Presented at the Meeting of the Southern Section of the American Laryngological, Rhinological and Otological Society, Inc., New Orleans, Louisiana, January 15, 1999.
Temporal Approach for Resection of Juvenile Nasopharyngeal Angiofibromas†
Article first published online: 2 JAN 2009
Copyright © 2000 The Triological Society
Volume 110, Issue 8, pages 1287–1293, August 2000
How to Cite
Dale Browne, J. and Jacob, S. L. (2000), Temporal Approach for Resection of Juvenile Nasopharyngeal Angiofibromas. The Laryngoscope, 110: 1287–1293. doi: 10.1097/00005537-200008000-00012
- Issue published online: 2 JAN 2009
- Article first published online: 2 JAN 2009
- Manuscript Accepted: 12 APR 2000
- Juvenile nasopharyngeal angiofibroma;
Objective To describe a lateral preauricular temporal approach for resection of juvenile nasopharyngeal angiofibroma (JNA).
Study Design A retrospective review of five patients with JNA tumors that were resected by a lateral preauricular temporal approach.

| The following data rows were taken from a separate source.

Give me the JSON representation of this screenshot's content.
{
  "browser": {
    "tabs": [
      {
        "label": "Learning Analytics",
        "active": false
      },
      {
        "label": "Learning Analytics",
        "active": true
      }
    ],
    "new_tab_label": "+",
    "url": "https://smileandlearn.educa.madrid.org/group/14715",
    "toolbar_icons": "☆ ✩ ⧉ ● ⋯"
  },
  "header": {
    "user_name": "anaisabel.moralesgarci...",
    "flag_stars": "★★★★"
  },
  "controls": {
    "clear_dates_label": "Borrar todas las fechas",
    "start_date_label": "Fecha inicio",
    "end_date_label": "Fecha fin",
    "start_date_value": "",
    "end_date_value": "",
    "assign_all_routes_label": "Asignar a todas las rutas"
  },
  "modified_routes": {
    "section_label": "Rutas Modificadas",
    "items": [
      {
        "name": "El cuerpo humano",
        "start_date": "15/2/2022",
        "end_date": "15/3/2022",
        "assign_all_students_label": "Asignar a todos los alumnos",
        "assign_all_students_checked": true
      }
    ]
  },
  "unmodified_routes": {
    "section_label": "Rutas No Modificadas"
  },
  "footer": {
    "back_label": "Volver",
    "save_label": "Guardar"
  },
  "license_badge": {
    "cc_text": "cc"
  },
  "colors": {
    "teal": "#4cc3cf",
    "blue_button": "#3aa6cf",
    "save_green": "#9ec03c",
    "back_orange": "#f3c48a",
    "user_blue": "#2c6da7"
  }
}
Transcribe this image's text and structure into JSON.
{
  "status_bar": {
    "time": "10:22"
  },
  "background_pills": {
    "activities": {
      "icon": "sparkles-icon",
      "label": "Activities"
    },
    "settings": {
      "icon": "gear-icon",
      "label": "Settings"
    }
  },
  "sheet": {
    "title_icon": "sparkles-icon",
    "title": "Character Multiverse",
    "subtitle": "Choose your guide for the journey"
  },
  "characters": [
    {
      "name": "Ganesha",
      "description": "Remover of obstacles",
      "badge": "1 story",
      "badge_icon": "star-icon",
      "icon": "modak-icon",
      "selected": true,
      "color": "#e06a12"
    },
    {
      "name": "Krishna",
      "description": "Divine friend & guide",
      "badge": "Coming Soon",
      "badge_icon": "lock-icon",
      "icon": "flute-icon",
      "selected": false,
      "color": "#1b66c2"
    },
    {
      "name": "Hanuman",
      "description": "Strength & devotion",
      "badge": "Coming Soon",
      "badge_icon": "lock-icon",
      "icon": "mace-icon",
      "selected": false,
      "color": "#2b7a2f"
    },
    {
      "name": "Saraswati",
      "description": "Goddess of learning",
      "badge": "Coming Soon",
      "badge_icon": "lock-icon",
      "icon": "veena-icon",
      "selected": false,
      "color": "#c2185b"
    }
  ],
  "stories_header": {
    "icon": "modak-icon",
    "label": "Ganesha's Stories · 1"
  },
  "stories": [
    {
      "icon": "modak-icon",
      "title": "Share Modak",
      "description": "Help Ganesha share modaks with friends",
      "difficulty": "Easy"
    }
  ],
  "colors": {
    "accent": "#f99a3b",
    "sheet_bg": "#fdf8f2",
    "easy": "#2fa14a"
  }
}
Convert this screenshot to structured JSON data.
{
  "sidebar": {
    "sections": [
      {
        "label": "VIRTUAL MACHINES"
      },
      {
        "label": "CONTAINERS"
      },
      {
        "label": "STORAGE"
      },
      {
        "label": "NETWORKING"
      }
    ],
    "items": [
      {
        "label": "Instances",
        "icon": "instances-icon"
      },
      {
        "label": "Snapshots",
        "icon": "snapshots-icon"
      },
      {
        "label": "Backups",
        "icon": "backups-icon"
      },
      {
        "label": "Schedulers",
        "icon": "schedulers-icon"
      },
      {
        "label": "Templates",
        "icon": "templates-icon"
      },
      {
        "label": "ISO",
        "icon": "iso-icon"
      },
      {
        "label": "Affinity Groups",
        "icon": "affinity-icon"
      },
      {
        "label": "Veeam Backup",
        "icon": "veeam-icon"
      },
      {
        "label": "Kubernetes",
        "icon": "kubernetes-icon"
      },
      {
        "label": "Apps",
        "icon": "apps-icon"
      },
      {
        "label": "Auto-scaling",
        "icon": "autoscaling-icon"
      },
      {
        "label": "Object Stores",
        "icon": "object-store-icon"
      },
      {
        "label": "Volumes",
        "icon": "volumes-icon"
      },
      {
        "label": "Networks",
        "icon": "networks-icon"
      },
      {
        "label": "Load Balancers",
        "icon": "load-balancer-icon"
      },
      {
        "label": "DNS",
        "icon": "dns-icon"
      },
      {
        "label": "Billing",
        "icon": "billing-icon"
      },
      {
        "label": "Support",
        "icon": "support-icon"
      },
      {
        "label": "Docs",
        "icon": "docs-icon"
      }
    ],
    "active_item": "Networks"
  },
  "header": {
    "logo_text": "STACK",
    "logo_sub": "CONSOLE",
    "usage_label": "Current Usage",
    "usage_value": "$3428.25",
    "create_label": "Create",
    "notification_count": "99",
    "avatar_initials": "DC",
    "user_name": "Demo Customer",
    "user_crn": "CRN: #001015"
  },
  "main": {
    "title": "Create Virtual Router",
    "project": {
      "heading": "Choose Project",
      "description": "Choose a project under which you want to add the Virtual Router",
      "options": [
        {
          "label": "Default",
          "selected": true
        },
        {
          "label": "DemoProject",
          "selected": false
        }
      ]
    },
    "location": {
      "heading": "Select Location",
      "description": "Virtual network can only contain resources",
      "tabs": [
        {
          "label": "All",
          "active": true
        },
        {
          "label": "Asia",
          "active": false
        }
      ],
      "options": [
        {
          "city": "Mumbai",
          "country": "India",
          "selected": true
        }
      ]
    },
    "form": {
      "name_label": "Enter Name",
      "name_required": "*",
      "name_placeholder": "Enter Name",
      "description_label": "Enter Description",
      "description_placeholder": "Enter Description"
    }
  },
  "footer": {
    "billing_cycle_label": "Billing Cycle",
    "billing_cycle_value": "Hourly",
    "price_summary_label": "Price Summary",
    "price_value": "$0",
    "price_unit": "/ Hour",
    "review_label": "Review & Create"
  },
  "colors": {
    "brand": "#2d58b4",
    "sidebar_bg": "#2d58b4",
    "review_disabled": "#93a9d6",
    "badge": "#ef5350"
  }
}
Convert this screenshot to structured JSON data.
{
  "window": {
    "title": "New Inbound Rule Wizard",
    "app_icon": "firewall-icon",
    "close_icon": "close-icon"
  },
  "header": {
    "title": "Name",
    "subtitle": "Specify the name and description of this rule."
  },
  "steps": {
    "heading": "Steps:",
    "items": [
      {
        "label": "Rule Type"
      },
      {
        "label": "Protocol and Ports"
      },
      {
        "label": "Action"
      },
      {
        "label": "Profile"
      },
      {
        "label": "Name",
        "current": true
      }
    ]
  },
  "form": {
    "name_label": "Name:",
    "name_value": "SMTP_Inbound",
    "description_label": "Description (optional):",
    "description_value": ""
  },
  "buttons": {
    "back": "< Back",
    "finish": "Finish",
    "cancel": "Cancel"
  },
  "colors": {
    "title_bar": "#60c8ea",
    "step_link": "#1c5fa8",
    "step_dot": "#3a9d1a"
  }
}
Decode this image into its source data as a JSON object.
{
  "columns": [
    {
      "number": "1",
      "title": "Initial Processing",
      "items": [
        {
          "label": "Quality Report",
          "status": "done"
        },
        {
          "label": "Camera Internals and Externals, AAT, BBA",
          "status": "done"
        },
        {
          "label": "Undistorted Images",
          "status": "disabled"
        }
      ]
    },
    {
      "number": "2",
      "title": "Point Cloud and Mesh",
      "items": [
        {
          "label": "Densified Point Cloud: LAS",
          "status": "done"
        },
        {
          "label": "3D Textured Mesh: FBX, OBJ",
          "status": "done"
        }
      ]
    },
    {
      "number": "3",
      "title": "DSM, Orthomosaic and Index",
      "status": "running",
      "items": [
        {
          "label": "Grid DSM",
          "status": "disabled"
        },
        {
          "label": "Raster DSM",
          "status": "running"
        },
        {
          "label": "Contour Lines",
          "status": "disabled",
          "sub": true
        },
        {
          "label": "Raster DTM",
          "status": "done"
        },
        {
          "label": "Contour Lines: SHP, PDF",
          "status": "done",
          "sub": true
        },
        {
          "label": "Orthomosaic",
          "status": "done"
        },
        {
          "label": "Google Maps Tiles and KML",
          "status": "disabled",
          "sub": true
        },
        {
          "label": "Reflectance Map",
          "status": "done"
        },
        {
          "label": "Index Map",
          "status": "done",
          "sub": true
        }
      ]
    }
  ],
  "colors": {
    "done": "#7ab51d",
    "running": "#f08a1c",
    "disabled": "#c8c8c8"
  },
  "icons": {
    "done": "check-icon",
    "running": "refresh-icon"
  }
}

Methods The medical records of five patients who underwent resection of JNA tumors via a lateral preauricular temporal approach were reviewed, and the following data collected: tumor extent, blood loss, hospital stay, and surgical complications.
Results Five patients with JNA tumors had resection by a lateral preauricular temporal approach. These tumors ranged from relatively limited disease to more e-tensive intracranial, e-tradural tumors. Using the staging system advocated by Andrews et al., 1 these tumors included stages II, IIIa, and IIIb. Four patients (stages II, IIIa, IIIa, and IIIb) who underwent primary surgical excision had minimal blood losses and were discharged on the first or third postoperative day with minimal transient complications (mild trismus, frontal branch paresis, serous effusion, and cheek hypesthesia). The remaining patient (stage IIIb) did well after surgery, despite having undergone preoperative radiation therapy and sustaining a significant intraoperative blood loss. There have been no permanent complications or tumor recurrences.
Conclusions A lateral preauricular temporal approach to the nasopharynx and infratemporal fossa provides effective exposure for resection of extradural JNA tumors. The advantages of this approach include a straightforward route to the site of origin, the absence of facial and palatal incisions, and avoidance of a permanent ipsilateral conductive hearing loss.